From Popular Cars to Stock Car Racing: The Impacts of Gasoline Combustion
The release of carbon dioxide (CO2) and other pollutants into the environment
136 years ago with a different appearance from current models, one of the most notorious inventions made its debut in the streets of Mannheim, in Germany. With a shape similar to a carriage and with only three wheels in its structure, the first car equipped with four-stroke engines – still used in vehicles today – began roaming the streets at a speed of up to 10 mph. In addition to this unprecedented feat, the Patent-Motorwagen introduced another process commonly seen today: the combustion of gasoline and the release of Carbon Dioxide (CO2) – and other pollutants – into the atmosphere.
Understanding the Combustion Process and the Damage it Creates
This procedure is essential to enabling the functionality of the engines in the vehicles, as it generates a chemical reaction between substances releasing the heat and light necessary for the car to function. However, during combustion, several highly toxic products are released in the exhausts, such as Carbon Monoxide (CO) and Nitrogen Oxides (NOx). Not only are these byproducts dangerous to human health, they are also dangerous to our environment.
These gases can cause difficulty breathing, headaches and, in severe cases, even death. They are also largely responsible for increasing the size of the holes in the ozone layer, contributing to the greenhouse effect and the warming of global temperatures.

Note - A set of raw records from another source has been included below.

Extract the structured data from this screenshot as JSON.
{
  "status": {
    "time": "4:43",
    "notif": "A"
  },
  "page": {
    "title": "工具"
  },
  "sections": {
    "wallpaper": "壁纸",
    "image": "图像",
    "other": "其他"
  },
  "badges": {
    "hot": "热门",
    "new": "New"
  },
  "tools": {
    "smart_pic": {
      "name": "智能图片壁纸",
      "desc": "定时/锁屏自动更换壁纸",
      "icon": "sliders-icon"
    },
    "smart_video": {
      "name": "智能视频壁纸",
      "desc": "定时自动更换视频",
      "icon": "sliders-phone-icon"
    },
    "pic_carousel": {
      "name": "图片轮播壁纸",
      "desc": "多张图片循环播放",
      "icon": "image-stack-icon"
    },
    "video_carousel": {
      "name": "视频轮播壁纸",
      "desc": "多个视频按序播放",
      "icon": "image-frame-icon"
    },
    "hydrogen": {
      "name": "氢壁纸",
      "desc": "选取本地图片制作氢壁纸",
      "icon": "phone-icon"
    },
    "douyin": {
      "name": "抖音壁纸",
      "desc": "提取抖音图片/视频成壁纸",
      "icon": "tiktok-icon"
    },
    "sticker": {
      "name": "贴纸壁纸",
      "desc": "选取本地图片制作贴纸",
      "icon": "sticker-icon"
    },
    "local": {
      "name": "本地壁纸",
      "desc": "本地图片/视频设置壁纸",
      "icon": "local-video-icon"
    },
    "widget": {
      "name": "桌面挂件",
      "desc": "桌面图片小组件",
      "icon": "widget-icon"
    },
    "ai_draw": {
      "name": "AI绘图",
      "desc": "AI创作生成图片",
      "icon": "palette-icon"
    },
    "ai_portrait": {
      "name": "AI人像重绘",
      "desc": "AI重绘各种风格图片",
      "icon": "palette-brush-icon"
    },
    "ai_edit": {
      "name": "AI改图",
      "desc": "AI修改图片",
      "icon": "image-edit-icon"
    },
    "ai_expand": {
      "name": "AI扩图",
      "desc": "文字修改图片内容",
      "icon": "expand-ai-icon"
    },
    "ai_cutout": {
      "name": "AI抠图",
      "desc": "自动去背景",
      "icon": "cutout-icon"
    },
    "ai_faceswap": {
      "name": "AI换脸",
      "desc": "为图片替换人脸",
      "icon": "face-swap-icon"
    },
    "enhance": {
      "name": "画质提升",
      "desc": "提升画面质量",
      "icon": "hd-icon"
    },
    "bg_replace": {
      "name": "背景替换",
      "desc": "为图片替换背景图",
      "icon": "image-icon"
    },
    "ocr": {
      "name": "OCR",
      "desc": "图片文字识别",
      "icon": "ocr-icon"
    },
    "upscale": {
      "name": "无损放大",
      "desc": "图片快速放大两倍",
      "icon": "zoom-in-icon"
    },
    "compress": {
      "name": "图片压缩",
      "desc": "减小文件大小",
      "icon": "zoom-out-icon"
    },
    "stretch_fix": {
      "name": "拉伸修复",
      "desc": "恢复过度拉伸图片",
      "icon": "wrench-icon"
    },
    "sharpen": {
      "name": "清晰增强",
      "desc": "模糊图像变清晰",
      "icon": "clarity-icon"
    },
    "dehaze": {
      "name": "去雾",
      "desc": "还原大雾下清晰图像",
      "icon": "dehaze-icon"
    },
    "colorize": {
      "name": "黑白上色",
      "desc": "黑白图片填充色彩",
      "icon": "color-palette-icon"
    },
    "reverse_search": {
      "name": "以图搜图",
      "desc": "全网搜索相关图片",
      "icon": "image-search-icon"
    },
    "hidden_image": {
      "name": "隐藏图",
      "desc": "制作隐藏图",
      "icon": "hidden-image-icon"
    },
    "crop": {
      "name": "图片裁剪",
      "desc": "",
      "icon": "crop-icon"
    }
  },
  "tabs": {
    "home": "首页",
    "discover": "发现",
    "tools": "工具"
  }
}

To understand the terrible impacts of this method on a daily basis, an everyday gasoline-powered vehicle releases about 120 grams of carbon dioxide per kilometer driven, with the amount varying according to the engine’s power. In São Paulo, for example, according to the inventory of vehicle emissions carried out by CETESB in 2018, vehicles alone dumped 299,000 tonnes of Carbon Monoxide (CO) in that year, 63,000 tonnes of Non-Methane Hydrocarbons (NMHC) , 165,000 tonnes of Nitrogen Oxide (NOx) and thousands of tonnes of other toxic pollutants.
The damage caused to the environment is not exclusive to traditional vehicles, but also reaches devastating levels in motorsports. Between high speeds, gear shifts and breaks for fueling and changing tires at the Pit Stop, Formula 1 cars release about 500 kg of carbon dioxide (CO2) per race. According to data from the International Automobile Federation (FIA), F1 cars polluted more than 255,000 tonnes of CO2 at the end of the 2019 season.
Is there a Way to Neutralize?
According to research carried out by Marcelo Akira Kanno (UNICAMP) on the impacts of motorsports on the environment, 8500 mature trees would be needed to absorb the CO2 emissions of the Formula 1 season. In order to better understand the environmental damage generated by these vehicles, we can calculate the proportion of trees needed to neutralize their emissions.
As estimated by a Nature study, the number of trees in the world is about 3.04 trillion, with a margin of error of 5%. There are, therefore, around 422 trees for every human being. To combat emissions from the racing season, Formula 1 vehicles need 20 times the trees for one person to offset their emissions.
In search of actions that neutralize their pollutant emissions, Stock Car adopted the practice of neutralizing Carbon Dioxide (CO2) by planting trees and plants. With the pioneering project that became known as the Zero Carbon Seal, the category planted more than 1,500 seedlings to compensate for the 45 tonnes of carbon dioxide released by the combustion of about 20 thousand liters of fuel from its vehicles during the race.
In addition to decarbonization through cultivation and care for green areas, the emergence of new technologies for vehicles allows for a reduction in the emission of pollutants. Unfortunately, the high purchase price and the cost of maintaining these systems in modern vehicles makes these technologies inaccessible to a high percentage of the population.